[Dataset extract Boundary: Start]
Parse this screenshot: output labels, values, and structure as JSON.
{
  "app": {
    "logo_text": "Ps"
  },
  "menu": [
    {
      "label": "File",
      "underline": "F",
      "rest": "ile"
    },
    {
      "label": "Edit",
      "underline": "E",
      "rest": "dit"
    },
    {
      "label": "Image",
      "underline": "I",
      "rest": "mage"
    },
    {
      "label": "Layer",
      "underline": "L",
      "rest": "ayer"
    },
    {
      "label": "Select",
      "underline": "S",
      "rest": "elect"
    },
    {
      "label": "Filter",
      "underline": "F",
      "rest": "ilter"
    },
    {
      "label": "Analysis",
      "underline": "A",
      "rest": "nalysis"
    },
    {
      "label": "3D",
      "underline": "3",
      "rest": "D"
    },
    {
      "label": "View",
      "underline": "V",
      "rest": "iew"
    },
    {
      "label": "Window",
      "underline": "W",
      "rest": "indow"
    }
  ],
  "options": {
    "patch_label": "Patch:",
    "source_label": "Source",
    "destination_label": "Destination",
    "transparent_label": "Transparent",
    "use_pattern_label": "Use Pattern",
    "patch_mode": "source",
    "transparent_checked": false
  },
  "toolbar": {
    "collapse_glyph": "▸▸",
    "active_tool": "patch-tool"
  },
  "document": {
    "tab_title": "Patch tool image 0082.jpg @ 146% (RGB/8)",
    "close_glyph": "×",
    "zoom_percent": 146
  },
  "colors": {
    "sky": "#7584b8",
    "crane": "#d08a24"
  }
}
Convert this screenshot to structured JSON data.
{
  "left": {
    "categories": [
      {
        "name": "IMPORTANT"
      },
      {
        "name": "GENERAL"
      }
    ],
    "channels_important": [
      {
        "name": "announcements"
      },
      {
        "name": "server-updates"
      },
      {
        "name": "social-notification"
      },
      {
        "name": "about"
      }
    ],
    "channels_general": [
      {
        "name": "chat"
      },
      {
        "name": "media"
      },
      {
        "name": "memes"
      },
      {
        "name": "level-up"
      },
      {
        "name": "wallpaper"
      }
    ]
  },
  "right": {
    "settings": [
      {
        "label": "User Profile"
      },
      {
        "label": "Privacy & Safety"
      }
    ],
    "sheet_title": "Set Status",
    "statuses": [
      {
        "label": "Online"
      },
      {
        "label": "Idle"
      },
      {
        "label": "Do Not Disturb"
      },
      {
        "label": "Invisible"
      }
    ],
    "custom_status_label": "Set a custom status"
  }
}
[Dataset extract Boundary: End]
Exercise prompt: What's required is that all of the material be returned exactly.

Exercise solution:
Parse this screenshot: output labels, values, and structure as JSON.
{
  "app": {
    "logo_text": "Ps"
  },
  "menu": [
    {
      "label": "File",
      "underline": "F",
      "rest": "ile"
    },
    {
      "label": "Edit",
      "underline": "E",
      "rest": "dit"
    },
    {
      "label": "Image",
      "underline": "I",
      "rest": "mage"
    },
    {
      "label": "Layer",
      "underline": "L",
      "rest": "ayer"
    },
    {
      "label": "Select",
      "underline": "S",
      "rest": "elect"
    },
    {
      "label": "Filter",
      "underline": "F",
      "rest": "ilter"
    },
    {
      "label": "Analysis",
      "underline": "A",
      "rest": "nalysis"
    },
    {
      "label": "3D",
      "underline": "3",
      "rest": "D"
    },
    {
      "label": "View",
      "underline": "V",
      "rest": "iew"
    },
    {
      "label": "Window",
      "underline": "W",
      "rest": "indow"
    }
  ],
  "options": {
    "patch_label": "Patch:",
    "source_label": "Source",
    "destination_label": "Destination",
    "transparent_label": "Transparent",
    "use_pattern_label": "Use Pattern",
    "patch_mode": "source",
    "transparent_checked": false
  },
  "toolbar": {
    "collapse_glyph": "▸▸",
    "active_tool": "patch-tool"
  },
  "document": {
    "tab_title": "Patch tool image 0082.jpg @ 146% (RGB/8)",
    "close_glyph": "×",
    "zoom_percent": 146
  },
  "colors": {
    "sky": "#7584b8",
    "crane": "#d08a24"
  }
}
Convert this screenshot to structured JSON data.
{
  "left": {
    "categories": [
      {
        "name": "IMPORTANT"
      },
      {
        "name": "GENERAL"
      }
    ],
    "channels_important": [
      {
        "name": "announcements"
      },
      {
        "name": "server-updates"
      },
      {
        "name": "social-notification"
      },
      {
        "name": "about"
      }
    ],
    "channels_general": [
      {
        "name": "chat"
      },
      {
        "name": "media"
      },
      {
        "name": "memes"
      },
      {
        "name": "level-up"
      },
      {
        "name": "wallpaper"
      }
    ]
  },
  "right": {
    "settings": [
      {
        "label": "User Profile"
      },
      {
        "label": "Privacy & Safety"
      }
    ],
    "sheet_title": "Set Status",
    "statuses": [
      {
        "label": "Online"
      },
      {
        "label": "Idle"
      },
      {
        "label": "Do Not Disturb"
      },
      {
        "label": "Invisible"
      }
    ],
    "custom_status_label": "Set a custom status"
  }
}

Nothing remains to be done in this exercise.